  • Global Crude Oil Rebalancing And The Producers’ Accord

    Crude oil prices plummeted from more than US$110 per barrel in the second quarter of 2014 to just above US$26 per barrel in the first quarter of 2016. This was due to massive supply additions by tight oil producers followed by ramp-ups by major producer-countries such as Saudi Arabia and Russia. The global crude oil imbalance ─ excess of supply over demand ─ exceeded a staggering 2 million barrels per day (bpd) by the second quarter of 2015, exerting downward pressures on prices. Market speculations about the necessary trigger for a global rebalancing grew rife. Large supply outages early last year, which bore such ascription proved false.

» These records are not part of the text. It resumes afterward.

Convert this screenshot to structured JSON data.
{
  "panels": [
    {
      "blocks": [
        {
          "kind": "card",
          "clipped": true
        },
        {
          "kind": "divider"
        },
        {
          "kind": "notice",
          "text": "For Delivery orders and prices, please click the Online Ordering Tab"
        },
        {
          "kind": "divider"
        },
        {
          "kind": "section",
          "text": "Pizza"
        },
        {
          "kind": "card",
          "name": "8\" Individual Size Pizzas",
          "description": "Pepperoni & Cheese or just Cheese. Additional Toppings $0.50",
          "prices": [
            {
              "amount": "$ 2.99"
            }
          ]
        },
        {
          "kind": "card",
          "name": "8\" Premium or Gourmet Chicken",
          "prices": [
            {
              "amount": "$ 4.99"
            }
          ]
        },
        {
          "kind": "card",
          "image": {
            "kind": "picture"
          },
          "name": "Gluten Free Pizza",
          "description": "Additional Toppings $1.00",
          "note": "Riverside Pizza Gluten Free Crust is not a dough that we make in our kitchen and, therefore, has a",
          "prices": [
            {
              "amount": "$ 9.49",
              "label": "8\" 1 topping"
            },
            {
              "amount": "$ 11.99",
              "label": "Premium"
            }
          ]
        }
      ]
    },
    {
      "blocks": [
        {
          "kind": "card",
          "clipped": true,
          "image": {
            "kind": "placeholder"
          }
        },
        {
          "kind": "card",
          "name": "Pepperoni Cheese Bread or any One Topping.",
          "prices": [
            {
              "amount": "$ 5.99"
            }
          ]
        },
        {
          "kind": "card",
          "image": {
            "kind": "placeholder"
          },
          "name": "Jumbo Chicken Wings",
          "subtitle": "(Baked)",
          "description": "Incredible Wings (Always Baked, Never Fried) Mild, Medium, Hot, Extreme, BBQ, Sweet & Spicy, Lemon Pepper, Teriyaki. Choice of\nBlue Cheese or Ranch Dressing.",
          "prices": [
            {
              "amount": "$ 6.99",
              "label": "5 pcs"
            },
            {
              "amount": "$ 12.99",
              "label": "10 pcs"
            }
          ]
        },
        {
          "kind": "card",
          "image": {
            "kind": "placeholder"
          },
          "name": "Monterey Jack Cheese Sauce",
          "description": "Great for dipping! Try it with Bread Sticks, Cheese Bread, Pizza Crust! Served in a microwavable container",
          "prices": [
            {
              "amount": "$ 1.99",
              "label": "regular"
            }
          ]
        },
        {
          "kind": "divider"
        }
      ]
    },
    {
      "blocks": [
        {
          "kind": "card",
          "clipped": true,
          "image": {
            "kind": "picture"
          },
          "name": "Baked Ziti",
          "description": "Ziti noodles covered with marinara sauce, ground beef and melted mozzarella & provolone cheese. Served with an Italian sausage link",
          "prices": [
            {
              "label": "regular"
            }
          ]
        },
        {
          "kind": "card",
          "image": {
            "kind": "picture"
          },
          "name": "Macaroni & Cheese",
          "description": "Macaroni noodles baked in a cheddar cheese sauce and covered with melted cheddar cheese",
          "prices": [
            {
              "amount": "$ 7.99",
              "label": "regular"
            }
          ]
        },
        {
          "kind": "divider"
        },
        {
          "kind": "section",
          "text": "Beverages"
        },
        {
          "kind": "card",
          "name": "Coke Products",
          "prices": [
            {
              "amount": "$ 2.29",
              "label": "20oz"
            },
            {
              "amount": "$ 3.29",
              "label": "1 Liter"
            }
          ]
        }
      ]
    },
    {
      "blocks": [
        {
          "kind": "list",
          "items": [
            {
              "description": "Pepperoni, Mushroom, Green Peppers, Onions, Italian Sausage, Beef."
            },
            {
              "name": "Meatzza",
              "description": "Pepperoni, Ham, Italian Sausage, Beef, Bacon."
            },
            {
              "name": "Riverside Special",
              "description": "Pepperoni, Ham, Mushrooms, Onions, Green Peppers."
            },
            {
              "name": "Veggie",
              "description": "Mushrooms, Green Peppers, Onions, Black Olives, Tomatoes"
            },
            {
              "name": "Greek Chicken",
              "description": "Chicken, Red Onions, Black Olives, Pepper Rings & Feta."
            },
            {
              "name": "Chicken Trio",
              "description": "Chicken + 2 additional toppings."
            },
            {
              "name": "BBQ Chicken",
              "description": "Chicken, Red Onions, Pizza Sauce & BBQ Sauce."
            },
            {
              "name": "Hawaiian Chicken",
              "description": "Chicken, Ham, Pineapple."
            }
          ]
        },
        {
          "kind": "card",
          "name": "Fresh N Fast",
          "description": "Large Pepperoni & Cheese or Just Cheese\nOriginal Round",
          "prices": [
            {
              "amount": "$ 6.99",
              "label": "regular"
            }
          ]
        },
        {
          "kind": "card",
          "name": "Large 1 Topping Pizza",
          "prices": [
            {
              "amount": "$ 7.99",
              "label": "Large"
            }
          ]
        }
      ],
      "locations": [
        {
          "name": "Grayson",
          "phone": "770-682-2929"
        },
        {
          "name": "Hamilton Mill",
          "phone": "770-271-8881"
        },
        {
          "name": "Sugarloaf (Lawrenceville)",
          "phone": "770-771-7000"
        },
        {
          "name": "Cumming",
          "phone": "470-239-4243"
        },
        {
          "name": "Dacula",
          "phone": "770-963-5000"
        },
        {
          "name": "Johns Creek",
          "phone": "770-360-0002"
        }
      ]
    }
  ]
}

    With proceeds buffeted by a protracted low-price regime, major oil-producing countries ─ excluding the United States ─ agreed late last year to cut production, effective January 2017 and rein-in the supply overhang. The agreement provided for a total supply cut of 1.8 million bpd for the first six months of 2017 with the option of a rollover for a further six months. The Organization of the Petroleum Exporting Countries, OPEC ─ excluding Nigeria and Libya, both of which had and still have issues of domestic unrest ─ agreed to a supply cut of 1.2 million bpd while for the eleven non-OPEC countries, the agreed cut was 600,000 bpd.

    For both investors and analysts alike, three issues underscore concerns about the accord’s capacity to rebalance the global oil market:

    First, a record of breaches of assigned production quotas among OPEC members; second, the lack of an effective mechanism for enforcement of such production quotas; and finally, the effect on prices, of rebounding production, especially among the nimbler United States shale producers.

    It is really no secret that some OPEC countries have often violated their production quotas with little or no effective sanctions applied. A report by World Oil for example, showed that even with a supply reduction agreement in place, crude oil shipments by OPEC member Iraq, increased during the first 15 days of February by 122,000 bpd over the average for January. While this could be counterbalanced by reductions in subsequent months, it only accentuates concerns about compliance.

    However, due perhaps to the magnitude of the afore-mentioned slump in proceeds, the compliance rate for OPEC under that November accord was high for the first month. Per a report by Argus, the group reduced output by 1.14 million bpd out of the agreed target of 1.17 million bpd (a 97% compliance rate) between December 2016 and January 2017; Saudi Arabia exceeded its agreed reduction quota by 16%. For non-OPEC members, that rate was less than 50%. That said, whether a significant compliance rate among the groups can be sustained, remains to be seen.
    Continue reading  Post ID 546